Rabbi Ben-Zion Firer, in his erudite studies on the weekly Torah portion, Hegyonah Shel Torah, offers a fascinating insight regarding this ruling. The Torah, in Deuteronomy 17:10, declares: וְשָׁמַרְתָּ לַעֲשׂוֹת כְּכֹל אֲשֶׁר יוֹרוּךָ, individual Jews are required to follow the rulings and dictates of the religious leaders. Why then should an individual Jew, who trespassed a Jewish law because of an incorrect decision made by the sages, have to bring a sin offering, rather than the leaders who made the error? Furthermore, why should it make a difference whether it was an incorrect decision rendered by every single member of the Sanhedrin, or if the leading sage was missing?

Rabbi Firer notes that the words, כָּל עֲדַת יִשְׂרָאֵל, that all of the community of Israel sinned, imply that not only had the decision been unanimous, but also, that every one of the judges was fitting and qualified to serve, and that no one was missing.

Furthermore, Rabbi Firer Rabbi suggests insightfully that if a decision is not unanimous, an individual Jew may have reason to conclude, or at least suspect, that there may be another valid or reasonable opinion or point of view concerning this issue. Even if a single jurist during the deliberations suggested to the court that the Sanhedrin members may be mistaken, and was overruled by all the other judges, it still leaves room for an individual Jew to question the decision that had been made. This is especially true if the Gadol, the leading sage, was absent, even though replacement scholars attended, and there was still a full complement of 71 members.

Rabbi Firer concludes from this that Jewish law rejects excuses based on ignorance. To the contrary, Rabbi Firer insists that Judaism requires of all Jews to strive to be scholars, to be capable of thinking for themselves, and not simply follow the masses, due to ignorance.

The importance of this insight cannot be overemphasized. In contrast to many other faith systems and philosophies, Judaism encourages every person to strive to achieve erudition and to gain mastery of as much of Jewish knowledge and practice as possible.

Because so much of Jewish life is based on the practice of Jewish law and rituals, educating Jews to master that lifestyle is essential. Indeed, it is not considered proper for mature and educated Jews to run to their rabbis or to the internet every time they encounter a religious issue. A Jew must strive to be a thinker, a challenger, a questioner, and if there is any, even the slightest reason, to doubt the decision made by the highest authorities of Jewish law, one should investigate and study, to determine, through one’s own research and erudition, what the proper practice should be.

In contemporary Jewish life today, there is a growing tendency to minimize the emphasis that Jewish tradition places on self reliance. Especially with the rapid rise of the Chassidic and Yeshiva communities, where so much is dependent on the Rebbe and many do not make a move without consulting their Rosh Yeshiva, the independence of the individual Jew has been compromised. To my mind this has resulted in weakened scholarship and impacted negatively on a Jew’s personal relationship with the Al-mighty, Who places trust in us, by allowing us the latitude to study, research and decide on our own.

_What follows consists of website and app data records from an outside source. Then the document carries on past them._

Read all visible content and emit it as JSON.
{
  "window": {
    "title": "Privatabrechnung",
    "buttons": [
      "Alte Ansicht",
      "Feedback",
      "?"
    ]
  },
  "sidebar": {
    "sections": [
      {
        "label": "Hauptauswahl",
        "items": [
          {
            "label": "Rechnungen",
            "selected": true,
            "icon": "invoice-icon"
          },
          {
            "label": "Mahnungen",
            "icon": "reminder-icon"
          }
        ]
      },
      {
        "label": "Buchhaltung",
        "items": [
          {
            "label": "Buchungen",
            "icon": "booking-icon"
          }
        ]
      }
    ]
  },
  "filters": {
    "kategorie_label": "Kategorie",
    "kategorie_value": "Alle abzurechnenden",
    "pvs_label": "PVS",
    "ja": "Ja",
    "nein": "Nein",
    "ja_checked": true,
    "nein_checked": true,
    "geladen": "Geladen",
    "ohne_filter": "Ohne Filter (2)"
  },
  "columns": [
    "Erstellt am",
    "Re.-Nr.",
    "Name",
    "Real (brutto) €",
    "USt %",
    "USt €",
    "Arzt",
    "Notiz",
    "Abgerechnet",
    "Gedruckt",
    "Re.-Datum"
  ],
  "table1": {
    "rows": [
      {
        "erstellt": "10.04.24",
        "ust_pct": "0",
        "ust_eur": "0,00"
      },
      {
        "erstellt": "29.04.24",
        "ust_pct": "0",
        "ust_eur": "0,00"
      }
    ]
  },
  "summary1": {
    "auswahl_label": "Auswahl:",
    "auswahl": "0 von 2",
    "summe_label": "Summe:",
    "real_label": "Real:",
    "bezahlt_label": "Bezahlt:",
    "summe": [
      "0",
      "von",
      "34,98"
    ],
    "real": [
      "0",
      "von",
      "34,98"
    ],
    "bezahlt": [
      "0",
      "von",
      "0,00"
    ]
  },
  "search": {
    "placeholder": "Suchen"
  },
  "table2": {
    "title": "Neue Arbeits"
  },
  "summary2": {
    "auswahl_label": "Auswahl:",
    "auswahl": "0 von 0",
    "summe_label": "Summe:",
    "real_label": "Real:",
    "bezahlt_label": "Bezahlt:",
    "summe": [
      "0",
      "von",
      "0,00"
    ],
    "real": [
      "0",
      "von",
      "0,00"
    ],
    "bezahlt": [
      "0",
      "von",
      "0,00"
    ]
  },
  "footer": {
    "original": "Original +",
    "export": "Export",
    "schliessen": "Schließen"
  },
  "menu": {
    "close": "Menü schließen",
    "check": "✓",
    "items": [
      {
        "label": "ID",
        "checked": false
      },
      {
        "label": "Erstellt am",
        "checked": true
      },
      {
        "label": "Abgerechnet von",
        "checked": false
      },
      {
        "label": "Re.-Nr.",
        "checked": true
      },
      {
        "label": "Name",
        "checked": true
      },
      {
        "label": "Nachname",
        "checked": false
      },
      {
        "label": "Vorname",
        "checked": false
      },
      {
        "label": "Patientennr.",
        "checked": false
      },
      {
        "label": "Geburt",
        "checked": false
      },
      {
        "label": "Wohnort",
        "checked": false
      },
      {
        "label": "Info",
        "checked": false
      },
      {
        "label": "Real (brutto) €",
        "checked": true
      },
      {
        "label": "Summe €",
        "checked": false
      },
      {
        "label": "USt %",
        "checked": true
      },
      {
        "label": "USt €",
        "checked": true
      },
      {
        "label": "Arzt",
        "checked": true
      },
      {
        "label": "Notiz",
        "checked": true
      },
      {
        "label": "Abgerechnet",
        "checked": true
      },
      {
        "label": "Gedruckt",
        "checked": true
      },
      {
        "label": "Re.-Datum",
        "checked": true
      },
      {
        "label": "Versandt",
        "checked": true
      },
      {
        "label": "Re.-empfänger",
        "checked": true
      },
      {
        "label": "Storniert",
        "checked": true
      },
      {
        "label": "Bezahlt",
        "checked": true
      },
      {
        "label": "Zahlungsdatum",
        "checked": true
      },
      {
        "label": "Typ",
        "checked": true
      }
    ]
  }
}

Surely, every Jew needs to have a religious mentor and guide. But, a true mentor is one who, like a candle, ignites other candles, and helps new candles burn brightly on their own.

Of course, Jews need to heed the words of our sages, and follow the advice of our leaders, but the loss of independent thinking and opinion is truly grave. We must all prepare ourselves to appreciate and master the intricacies of Judaism, to be equipped to make intelligent decisions for our own benefit, so that we can march ahead, on our own, to influence the world and to inspire others.

May you be blessed.

Please note:

This Shabbat, also known as Shabbat HaChodesh, is the last of the four special Shabbatot that surround the holiday of Purim. On this Shabbat, a thematic Torah portion concerning the new month, Nissan, is read from Exodus 12:1-20. This year, Rosh Chodesh Nissan, which marks the first day of the month of redemption, will take place on Friday evening and Saturday, March 20 and 21, 2015.